Eric Reid finds himself in a three-way battle with veteran Jai Eugene and redshirt freshman Craig Loston at free safety, and the Geismar, La. native worked with the first-team in spots throughout fall camp. The same goes for Ronnie Vinson, who is slated as the second-team strong safety behind Taylor.
Reviews have also been positive for New Orleans cornerback Tyrann Mathieu, a newcomer that Miles tabbed as one of the players he’ll keep an eye on come Saturday evening.
“I just think he is one of those very young and talented guys that can step onto the field and play - and play tough,” he said. Fellow 2010 signee Tharold Simon will join Mathieu as backups to Peterson on the right side.
While new names were already set to start alongside senior Kelvin Sheppard at linebacker, an injury to junior Ryan Baker should push a number of young names into action this weekend. According to Miles, Lamin Barrow, Kevin Minter and Luke Muncie are players from the past two signing classes that look to see the field for the first time.
“Lamin is getting better everyday,” Miles said. “He's a guy that learns quickly, and he's a very big, physical linebacker that will fit very comfortably in the kind of game that we'll have to play. Minter at Mike backer is a 230-plus (pounds), very athletic and very physical linebacker and can step in and play there as well.
“Depending on where you put Kelvin Sheppard, there's an opportunity for both of those guys to see a lot of game time.”
Up front, Sam Montgomery, another redshirt freshman, will get the start at right defensive end. While no starter has been named on the opposite side, Junior College transfer Ken Adams and sophomore Chancey Aghayere are the top two names.
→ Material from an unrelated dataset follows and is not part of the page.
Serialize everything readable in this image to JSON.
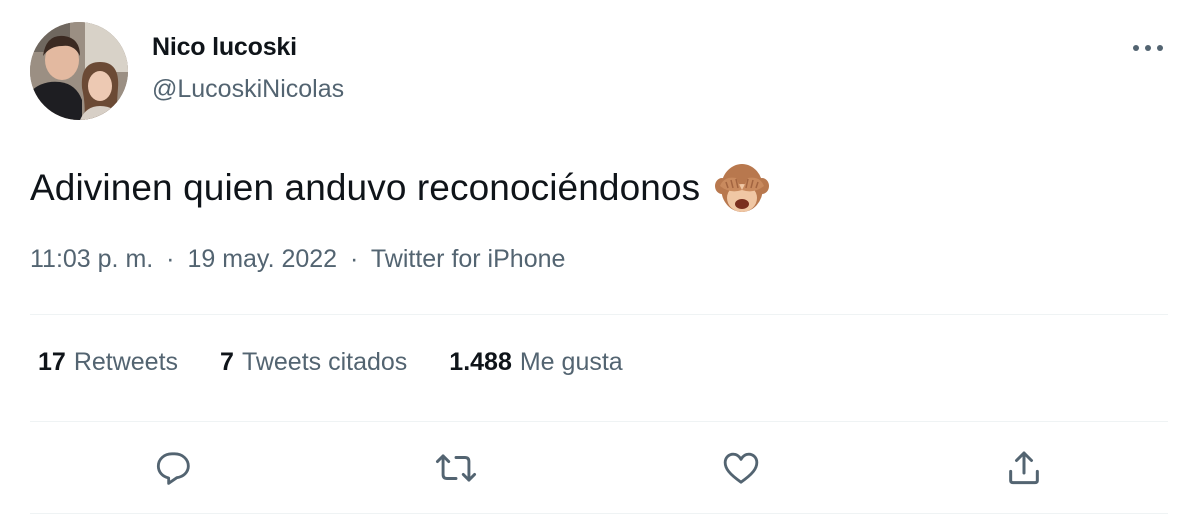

“I think our defensive ends that will take the field have really earned spots and have shown the ability to get to the passer, shown greater quickness and shown greater range,” Miles said. “Sam Montgomery, as a redshirt freshman, gave us headaches on offense, and we couldn't wait to get him to the other side of the field. Certainly when the spring hit, it was only a matter of time before he became our starter and currently is that.
“Certain guys have a youthful ability to forgive their mistakes and to go on, and that's healthy, and then there are those very few guys who came in to play very, very dominant football right away and take the natural mindset that this play really counts,” he added. “That was Sam, and I look forward to seeing Sam and for that matter, Kendrick Adams. Both of those guys I think you'll find will make you smile.”
Add another name to the list in defensive tackle Michael Brockers, a must-play on the front line given that redshirt freshman is the lone 300-pounder of the group.
On offense, conversation begins at wide receiver.
While depth was already an issue (the unit was one of the lone to practice with walk-on players during the spring), things took a turn for the worse when Chris Tolliver - the fourth and final scholarship player outside of the 2010 signees - suffered a concussion in the team’s second Tiger Stadium scrimmage.
Welcome to the picture two signees from last February: James Wright and Kadron Boone.
Boone will play in the slot and Wright on the outside, and Miles is confident that his coaches landed a pair of prep standouts that were ready to make the immediate jump to Southeastern Conference football.
“I think at wide receiver we recruited what were two second-team spots, and those guys there are not only good but fit a spot that really gave us some advantages,” he said.
While Miles tabbed the two veteran backs as the lead men in the game plan, he also said to expect other names – from redshirt freshman Michael Ford to true freshman Spencer Ware – to get their touches as well.
“There is some talent there in that young group that frankly we might want to let get on the field and just let them carry the ball and spell some of these veteran backs,” Miles said. “I think you can look forward to seeing a carry or two mixed around.”
In short, as many as 15 names from the past two signing classes could see significant action this weekend for the first time in their college careers.
As for the armchair coordinators, scratch one off the list.